Storylines and subplots are aplenty as the Brooklyn Nets are in Southern California to take on the Los Angeles Lakers on Tuesday night at Staples Center. Tops on the list is neither the Nets' five-game winning streak nor Mike D'Antoni's probable debut as Lakers head coach.
Dwight Howard, the man who dearly wanted to be a Brooklyn Net, will be in the building -- wearing the purple and gold and playing with a serious chip. D12 left the basketball world mystified last season after he waived an early-termination clause in his contract that would have likely paved a yellow-brick road to Brooklyn. Part of Howard's desire to wear Brooklyn black and white was his tight relationship with Nets point guard Deron Williams. The two talked about being teammates while helping lead Team USA to a gold medal at the 2008 Olympics, but once Howard chose to finish out last season in Orlando, Williams was reportedly upset.
Howard was asked on Monday after practice if he had talked with Williams to settle any differences. D12's response? "Smooth things over. Why? That was my decision, my life. If he's upset because I made a decision for me, so be it. If he doesn't want to be friends because I'm on another team, so be it. There's no need to smooth things over."
Whether this carries over to the court or turns out much ado about nothing and all's fair in love and war, time will tell. What's clear through the early portion of the 2012-13 NBA season is that the Nets and Lakers have both emerged from the Dwightmare as winners -- especially with L.A. recovering from a 1-4 start and the firing of head coach Mike Brown. While Howard is averaging 11.4 rebounds, 2.7 blocks and 20 points over the Lakers' first 10 games, the Nets are flourishing from the moves they made before and after the Howard nonsense.
Brook Lopez has been front and center. Part of the reported trade proposal with MarShon Brooks, Kris Humphries and four first-round draft picks, Lopez was granted a four-year contract extension. He's responded by averaging 17.8 points and 2.75 blocks to help Williams (18 ppg, 8 apg) pace the Nets to the 6-2 record entering the Showdown at Staples.
"He’s tough. He knows how to score," Howard, averaging 17.1 points and 12.9 rebounds in 28 career games against the Nets, said of Lopez. "They look for him a lot in the offense, they have a lot of great plays."
Howard has also played tough and scored to make a good first impression with his new employers. He's posted four straight double-doubles and looks poised to flourish under D'Antoni's speedball system while providing a critical defensive element. The thought of Howard in Brooklyn remains tantalizing, but with both teams thriving in the early going, neither harbors any regrets.
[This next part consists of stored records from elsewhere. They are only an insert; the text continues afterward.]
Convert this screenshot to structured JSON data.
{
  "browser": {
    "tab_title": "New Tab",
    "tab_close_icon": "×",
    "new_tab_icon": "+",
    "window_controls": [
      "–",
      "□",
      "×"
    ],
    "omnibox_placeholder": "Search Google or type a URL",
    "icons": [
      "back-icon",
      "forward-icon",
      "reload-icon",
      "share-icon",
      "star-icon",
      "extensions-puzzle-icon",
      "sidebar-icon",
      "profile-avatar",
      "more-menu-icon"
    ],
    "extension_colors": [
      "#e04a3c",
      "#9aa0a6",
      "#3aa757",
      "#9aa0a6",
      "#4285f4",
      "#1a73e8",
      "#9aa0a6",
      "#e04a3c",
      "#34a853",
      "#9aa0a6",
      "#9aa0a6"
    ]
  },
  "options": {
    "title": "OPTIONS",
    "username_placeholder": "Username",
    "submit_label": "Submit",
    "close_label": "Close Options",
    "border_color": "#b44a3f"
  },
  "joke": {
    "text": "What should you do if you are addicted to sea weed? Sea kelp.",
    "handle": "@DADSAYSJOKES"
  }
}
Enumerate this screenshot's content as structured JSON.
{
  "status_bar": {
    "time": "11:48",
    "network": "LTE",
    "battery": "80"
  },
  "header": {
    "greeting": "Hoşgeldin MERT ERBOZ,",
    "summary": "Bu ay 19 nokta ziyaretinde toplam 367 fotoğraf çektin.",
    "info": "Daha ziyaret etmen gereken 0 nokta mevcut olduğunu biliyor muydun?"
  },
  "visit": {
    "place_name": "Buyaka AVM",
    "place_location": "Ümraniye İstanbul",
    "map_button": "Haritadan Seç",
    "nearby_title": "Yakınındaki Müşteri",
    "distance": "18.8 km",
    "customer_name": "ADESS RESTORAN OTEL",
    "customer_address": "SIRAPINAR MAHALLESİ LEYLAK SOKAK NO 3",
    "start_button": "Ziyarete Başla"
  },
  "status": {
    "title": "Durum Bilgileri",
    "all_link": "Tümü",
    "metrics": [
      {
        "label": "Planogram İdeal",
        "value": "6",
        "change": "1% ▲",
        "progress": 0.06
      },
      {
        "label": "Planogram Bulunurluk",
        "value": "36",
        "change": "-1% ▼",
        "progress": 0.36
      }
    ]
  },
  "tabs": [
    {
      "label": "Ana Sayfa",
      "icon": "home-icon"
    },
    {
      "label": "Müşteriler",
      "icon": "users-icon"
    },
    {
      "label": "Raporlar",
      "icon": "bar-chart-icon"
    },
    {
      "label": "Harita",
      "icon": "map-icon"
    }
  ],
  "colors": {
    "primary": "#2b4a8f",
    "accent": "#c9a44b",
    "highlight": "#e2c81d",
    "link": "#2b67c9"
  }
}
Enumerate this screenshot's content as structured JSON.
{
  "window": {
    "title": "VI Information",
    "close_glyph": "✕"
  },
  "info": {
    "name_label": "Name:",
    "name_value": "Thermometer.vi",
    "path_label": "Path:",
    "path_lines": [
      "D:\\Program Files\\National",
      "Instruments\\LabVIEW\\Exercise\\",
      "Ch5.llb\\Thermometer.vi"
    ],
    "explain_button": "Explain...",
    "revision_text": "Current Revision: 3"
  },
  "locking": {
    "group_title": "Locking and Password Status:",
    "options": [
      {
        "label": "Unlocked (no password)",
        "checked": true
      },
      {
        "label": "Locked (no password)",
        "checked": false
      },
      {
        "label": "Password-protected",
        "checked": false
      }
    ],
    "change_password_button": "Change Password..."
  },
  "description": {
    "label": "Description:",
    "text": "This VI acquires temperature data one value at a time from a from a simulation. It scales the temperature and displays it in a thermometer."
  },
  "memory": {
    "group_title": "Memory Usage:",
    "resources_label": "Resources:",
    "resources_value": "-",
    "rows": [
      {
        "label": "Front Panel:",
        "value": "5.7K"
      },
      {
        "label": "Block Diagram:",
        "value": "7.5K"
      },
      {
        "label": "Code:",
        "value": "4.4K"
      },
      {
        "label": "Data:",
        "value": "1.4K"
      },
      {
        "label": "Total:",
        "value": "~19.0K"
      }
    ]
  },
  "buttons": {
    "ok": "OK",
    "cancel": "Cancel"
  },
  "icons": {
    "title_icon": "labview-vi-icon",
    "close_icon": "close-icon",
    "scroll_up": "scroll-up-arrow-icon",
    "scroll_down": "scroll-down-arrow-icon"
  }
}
"Everything happens for a reason and there was a reason why I didn't go to Brooklyn. There's a reason why I'm here in L.A," Howard said. "I'm here now in L.A. and there's no need to talk about what might have happened. I'm happy with the team here in L.A. and the fans have always been great here. And now that I'm on the team, since day one they've been unbelievable - to me and to this team. So I'm just happy about that. There's no need to talk about the past."
That's because the present and future is looking pretty good for all parties.
Follow Jon Lane on Twitter: @JonLaneNYC